3 Electron Shells and Chemical Bonding Valence electronsFull capacity of a shell = 2n2Group 1AGroup 7A
4 Show one dot for each valence electron in the atom Fig 12.3Show one dot for each valence electron in the atom
5 Fig 8.20 Electron dot notation for representative elements 1 8 34567Valence electrons – outermost electrons in an atomOctet rule – atoms attempt to acquire 8 valence electrons
6 Closer look at the inert gases Inert gas atoms have filled valence shellsExcept for He, all have 8 valence electrons in4 nonbonding pairsOctet rule: An atom will gain. lose, or sharevalence electrons until it is surroundedby 8 valence electrons.
8 Three Types of Chemical Bonds Ionic bondsElectrons are transferred from one atom to anotherOccur between a metal atom and a nonmetal atom(2) Covalent bondsElectrons are shared between two atomsOccur between two nonmetal atomsMetallic bondsMetal atoms share many electrons in a “sea” that is free to move throughout the metal
9 The Ionic Bonds and Ionic Compounds NaNa+ + e-e- +Cl-Cl-Na+ClNa+NaClOpposite charges hold ions togetherForm between metals and nonmetals
10 This energy is called the heat of formation Formation of an ionic bondNa11 protons11 electronsNa+11 protons10 electrons+ e−Cl-17 protons18 electronsCl17 protons17 electronsNet reaction: Na + Cl → Na+Cl− + energyThis energy is called the heat of formation
11 Fig. 12.7(a) Model of the sodium chloride crystal No molecules in an ionic compound!Formula unit+−Na+ ionsCl− ions
12 Fig. 12.7(b) The crystal structure of sodium chloride

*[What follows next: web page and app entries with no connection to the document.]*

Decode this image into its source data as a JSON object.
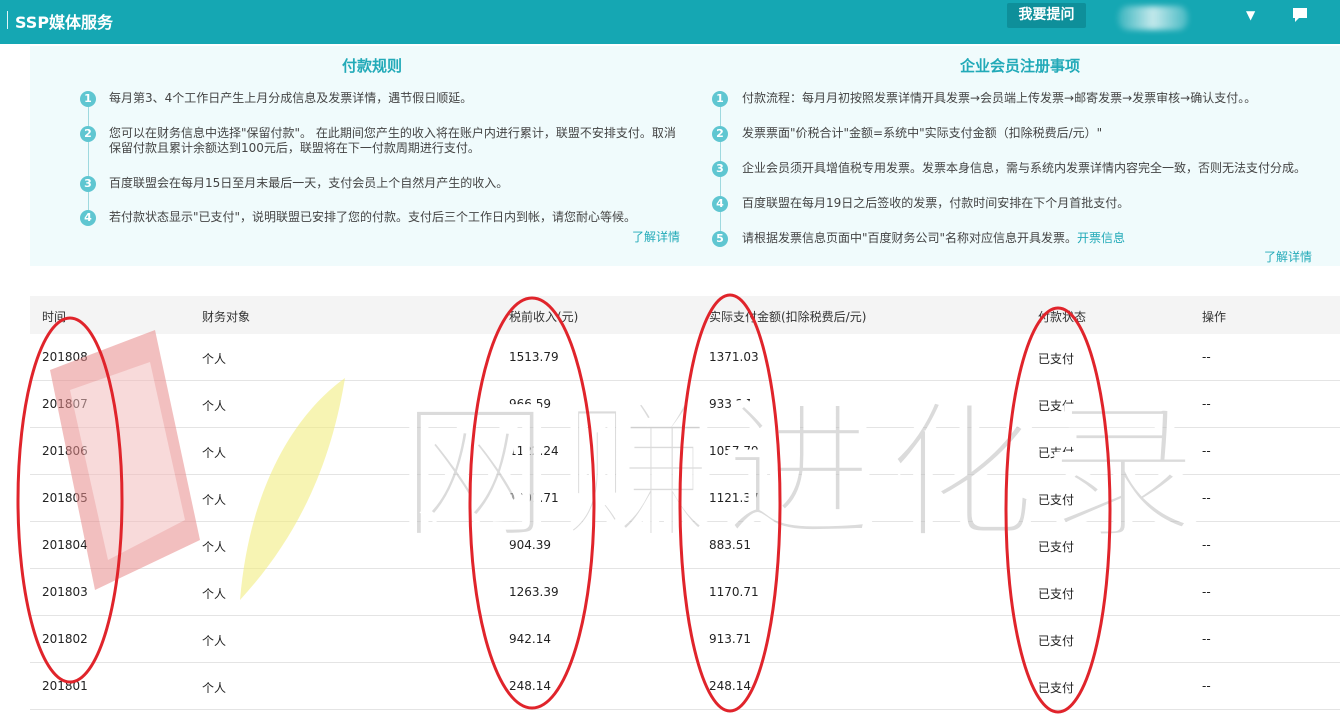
{
  "header": {
    "title": "SSP媒体服务",
    "ask_button": "我要提问"
  },
  "payment_rules": {
    "title": "付款规则",
    "items": [
      {
        "num": "1",
        "lines": [
          "每月第3、4个工作日产生上月分成信息及发票详情，遇节假日顺延。"
        ]
      },
      {
        "num": "2",
        "lines": [
          "您可以在财务信息中选择\"保留付款\"。 在此期间您产生的收入将在账户内进行累计，联盟不安排支付。取消",
          "保留付款且累计余额达到100元后，联盟将在下一付款周期进行支付。"
        ]
      },
      {
        "num": "3",
        "lines": [
          "百度联盟会在每月15日至月末最后一天，支付会员上个自然月产生的收入。"
        ]
      },
      {
        "num": "4",
        "lines": [
          "若付款状态显示\"已支付\"，说明联盟已安排了您的付款。支付后三个工作日内到帐，请您耐心等候。"
        ]
      }
    ],
    "detail_link": "了解详情"
  },
  "enterprise_rules": {
    "title": "企业会员注册事项",
    "items": [
      {
        "num": "1",
        "text": "付款流程：每月月初按照发票详情开具发票→会员端上传发票→邮寄发票→发票审核→确认支付。。"
      },
      {
        "num": "2",
        "text": "发票票面\"价税合计\"金额=系统中\"实际支付金额（扣除税费后/元）\""
      },
      {
        "num": "3",
        "text": "企业会员须开具增值税专用发票。发票本身信息，需与系统内发票详情内容完全一致，否则无法支付分成。"
      },
      {
        "num": "4",
        "text": "百度联盟在每月19日之后签收的发票，付款时间安排在下个月首批支付。"
      },
      {
        "num": "5",
        "text": "请根据发票信息页面中\"百度财务公司\"名称对应信息开具发票。",
        "link": "开票信息"
      }
    ],
    "detail_link": "了解详情"
  },
  "table": {
    "columns": [
      "时间",
      "财务对象",
      "税前收入(元)",
      "实际支付金额(扣除税费后/元)",
      "付款状态",
      "操作"
    ],
    "rows": [
      [
        "201808",
        "个人",
        "1513.79",
        "1371.03",
        "已支付",
        "--"
      ],
      [
        "201807",
        "个人",
        "966.59",
        "933.27",
        "已支付",
        "--"
      ],
      [
        "201806",
        "个人",
        "1122.24",
        "1057.79",
        "已支付",
        "--"
      ],
      [
        "201805",
        "个人",
        "1201.71",
        "1121.37",
        "已支付",
        "--"
      ],
      [
        "201804",
        "个人",
        "904.39",
        "883.51",
        "已支付",
        "--"
      ],
      [
        "201803",
        "个人",
        "1263.39",
        "1170.71",
        "已支付",
        "--"
      ],
      [
        "201802",
        "个人",
        "942.14",
        "913.71",
        "已支付",
        "--"
      ],
      [
        "201801",
        "个人",
        "248.14",
        "248.14",
        "已支付",
        "--"
      ]
    ]
  },
  "watermark": {
    "text": "网赚进化录"
  },
  "colors": {
    "header_bg": "#15a7b3",
    "accent": "#22aab8",
    "annotation": "#e0242b"
  },
  "icons": {
    "message": "chat-bubble-icon",
    "dropdown": "caret-down-icon"
  }
}
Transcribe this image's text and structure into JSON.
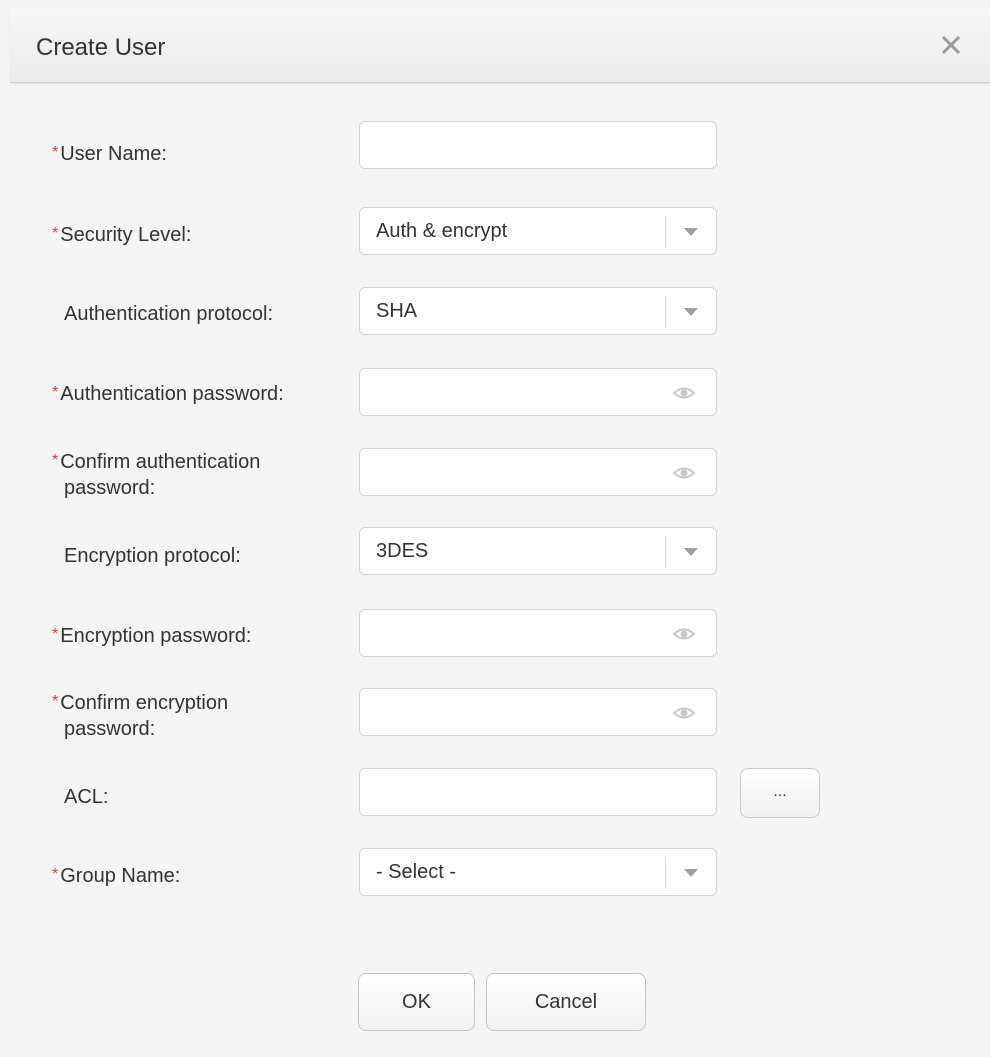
{
  "dialog": {
    "title": "Create User",
    "close_icon": "close-icon"
  },
  "form": {
    "user_name": {
      "label": "User Name:",
      "required": true,
      "value": ""
    },
    "security_level": {
      "label": "Security Level:",
      "required": true,
      "value": "Auth & encrypt"
    },
    "auth_protocol": {
      "label": "Authentication protocol:",
      "required": false,
      "value": "SHA"
    },
    "auth_password": {
      "label": "Authentication password:",
      "required": true,
      "value": ""
    },
    "confirm_auth_password": {
      "label_line1": "Confirm authentication",
      "label_line2": "password:",
      "required": true,
      "value": ""
    },
    "enc_protocol": {
      "label": "Encryption protocol:",
      "required": false,
      "value": "3DES"
    },
    "enc_password": {
      "label": "Encryption password:",
      "required": true,
      "value": ""
    },
    "confirm_enc_password": {
      "label_line1": "Confirm encryption",
      "label_line2": "password:",
      "required": true,
      "value": ""
    },
    "acl": {
      "label": "ACL:",
      "required": false,
      "value": "",
      "browse_label": "..."
    },
    "group_name": {
      "label": "Group Name:",
      "required": true,
      "value": "- Select -"
    }
  },
  "buttons": {
    "ok": "OK",
    "cancel": "Cancel"
  },
  "colors": {
    "required_star": "#e23c2f",
    "field_border": "#d3d3d3",
    "background": "#f5f5f5"
  }
}
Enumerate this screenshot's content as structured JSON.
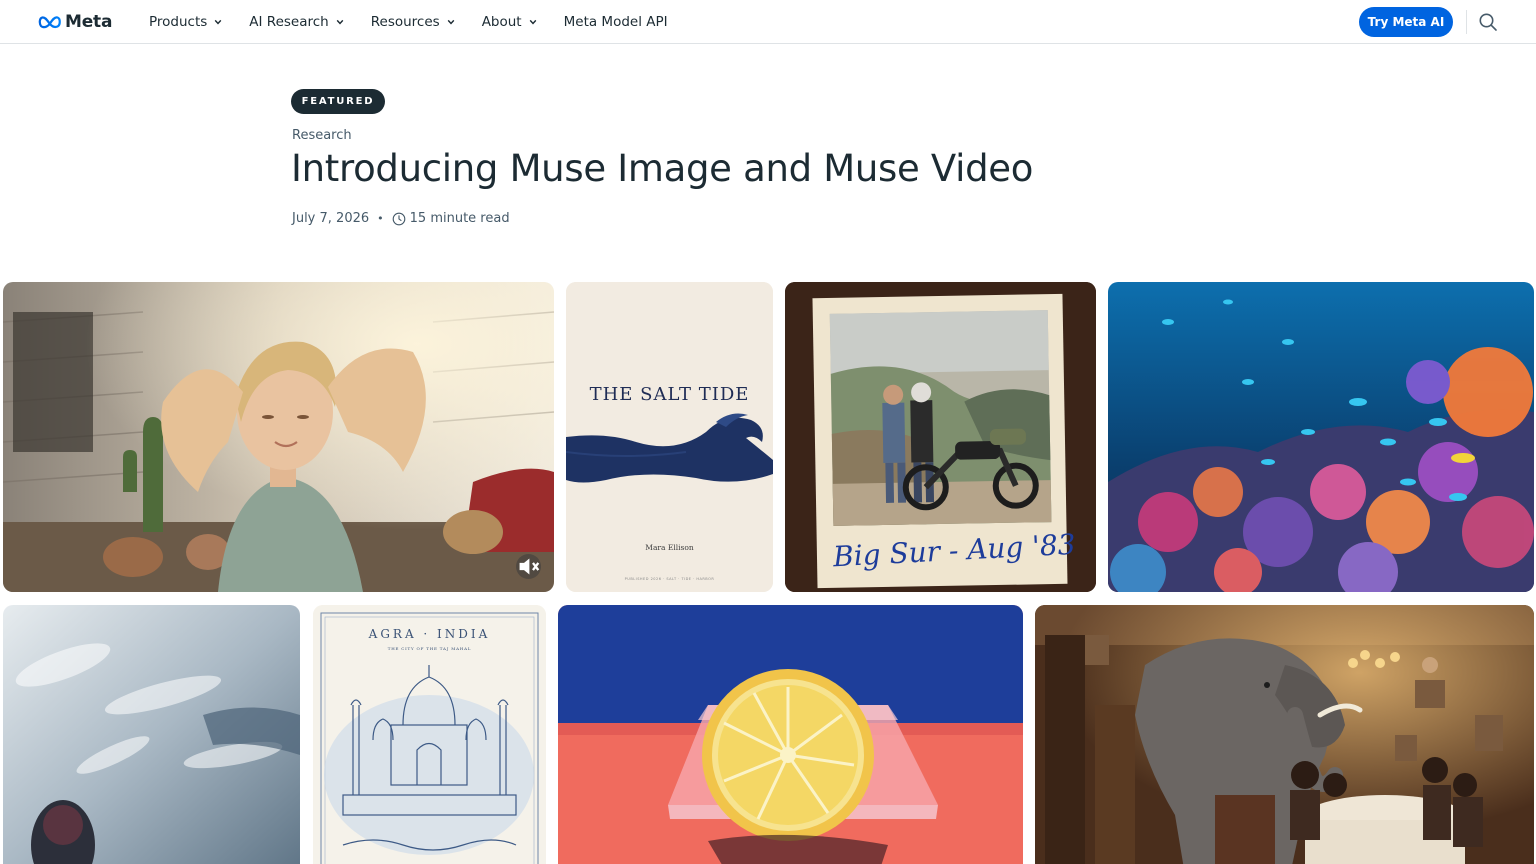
{
  "header": {
    "logo_text": "Meta",
    "nav": [
      {
        "label": "Products"
      },
      {
        "label": "AI Research"
      },
      {
        "label": "Resources"
      },
      {
        "label": "About"
      },
      {
        "label": "Meta Model API"
      }
    ],
    "cta_label": "Try Meta AI",
    "icons": {
      "logo": "meta-infinity-logo",
      "search": "search-icon",
      "dropdown": "chevron-down-icon"
    },
    "accent_color": "#0064e0"
  },
  "article": {
    "badge": "FEATURED",
    "category": "Research",
    "title": "Introducing Muse Image and Muse Video",
    "date": "July 7, 2026",
    "separator": "•",
    "read_time": "15 minute read"
  },
  "gallery": {
    "salt_tide": {
      "title": "THE SALT TIDE",
      "author": "Mara Ellison",
      "fine_print": "PUBLISHED 2026 · SALT · TIDE · HARBOR"
    },
    "polaroid": {
      "caption": "Big Sur - Aug '83"
    },
    "agra": {
      "title": "AGRA · INDIA",
      "subtitle": "THE CITY OF THE TAJ MAHAL"
    },
    "video_control": "mute-icon"
  }
}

13 Ionic compounds consist of a combination of Ionic compounds consist of a combination of positive ions and negative ionsIons are formed as nonmetal atoms gain and metal atoms lose electrons to achieve stable noble gas structureThe sum of the charges on the positive ions and negative ions in each formula unit must equal zeroHow do we determine the formula for an ionic compound?